(Supplied material Opens)

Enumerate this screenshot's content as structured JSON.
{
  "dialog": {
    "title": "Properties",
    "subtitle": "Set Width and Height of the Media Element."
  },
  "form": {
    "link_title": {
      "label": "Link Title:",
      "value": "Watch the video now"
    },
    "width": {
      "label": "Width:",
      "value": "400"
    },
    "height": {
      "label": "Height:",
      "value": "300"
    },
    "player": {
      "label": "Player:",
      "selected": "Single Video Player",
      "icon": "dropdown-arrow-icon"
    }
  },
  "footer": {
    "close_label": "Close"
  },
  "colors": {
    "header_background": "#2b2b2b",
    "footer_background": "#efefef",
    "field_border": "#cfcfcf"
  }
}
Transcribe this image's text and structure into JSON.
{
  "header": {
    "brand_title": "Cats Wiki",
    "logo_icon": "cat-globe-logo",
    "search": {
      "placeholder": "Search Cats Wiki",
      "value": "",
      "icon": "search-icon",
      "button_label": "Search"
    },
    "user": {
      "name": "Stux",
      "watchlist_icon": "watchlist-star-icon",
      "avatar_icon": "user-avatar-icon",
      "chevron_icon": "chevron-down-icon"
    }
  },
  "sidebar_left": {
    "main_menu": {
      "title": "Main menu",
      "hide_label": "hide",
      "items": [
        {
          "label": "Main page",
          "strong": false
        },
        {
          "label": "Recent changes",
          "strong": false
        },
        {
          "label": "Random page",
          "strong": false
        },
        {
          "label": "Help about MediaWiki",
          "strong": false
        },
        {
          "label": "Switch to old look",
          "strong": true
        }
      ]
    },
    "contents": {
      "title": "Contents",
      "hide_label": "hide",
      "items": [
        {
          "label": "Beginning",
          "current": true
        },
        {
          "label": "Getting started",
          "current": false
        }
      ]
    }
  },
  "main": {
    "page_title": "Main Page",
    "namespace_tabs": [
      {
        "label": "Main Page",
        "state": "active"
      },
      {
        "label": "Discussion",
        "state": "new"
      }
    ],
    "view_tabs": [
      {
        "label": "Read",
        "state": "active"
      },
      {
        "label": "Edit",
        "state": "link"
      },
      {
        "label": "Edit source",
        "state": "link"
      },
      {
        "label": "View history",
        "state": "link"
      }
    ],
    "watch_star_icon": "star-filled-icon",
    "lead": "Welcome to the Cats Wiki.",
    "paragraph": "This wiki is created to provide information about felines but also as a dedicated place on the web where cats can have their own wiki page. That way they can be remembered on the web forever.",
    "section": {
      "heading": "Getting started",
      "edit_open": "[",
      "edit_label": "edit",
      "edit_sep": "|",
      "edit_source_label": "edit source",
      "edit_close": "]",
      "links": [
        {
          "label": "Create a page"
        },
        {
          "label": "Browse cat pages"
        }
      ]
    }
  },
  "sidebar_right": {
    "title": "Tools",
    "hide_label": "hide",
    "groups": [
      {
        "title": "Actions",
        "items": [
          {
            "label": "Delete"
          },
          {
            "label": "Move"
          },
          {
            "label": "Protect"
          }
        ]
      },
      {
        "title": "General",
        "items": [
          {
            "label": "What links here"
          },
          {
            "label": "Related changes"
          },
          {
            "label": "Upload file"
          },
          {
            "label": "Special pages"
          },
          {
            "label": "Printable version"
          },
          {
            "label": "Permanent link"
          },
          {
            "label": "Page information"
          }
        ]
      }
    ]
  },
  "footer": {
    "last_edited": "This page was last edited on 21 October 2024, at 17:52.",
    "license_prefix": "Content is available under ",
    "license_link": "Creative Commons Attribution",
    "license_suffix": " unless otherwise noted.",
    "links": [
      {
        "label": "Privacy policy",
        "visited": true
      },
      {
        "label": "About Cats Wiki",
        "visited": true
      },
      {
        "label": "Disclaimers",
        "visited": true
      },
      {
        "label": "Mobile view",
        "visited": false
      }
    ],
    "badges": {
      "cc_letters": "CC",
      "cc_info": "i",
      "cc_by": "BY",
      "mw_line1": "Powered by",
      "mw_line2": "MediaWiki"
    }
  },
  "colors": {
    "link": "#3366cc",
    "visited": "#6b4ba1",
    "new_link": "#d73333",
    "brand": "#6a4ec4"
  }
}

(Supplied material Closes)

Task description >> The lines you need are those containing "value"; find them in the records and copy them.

Exercise answer >>
      "value": "Watch the video now"
      "value": "400"
      "value": "300"
      "value": "",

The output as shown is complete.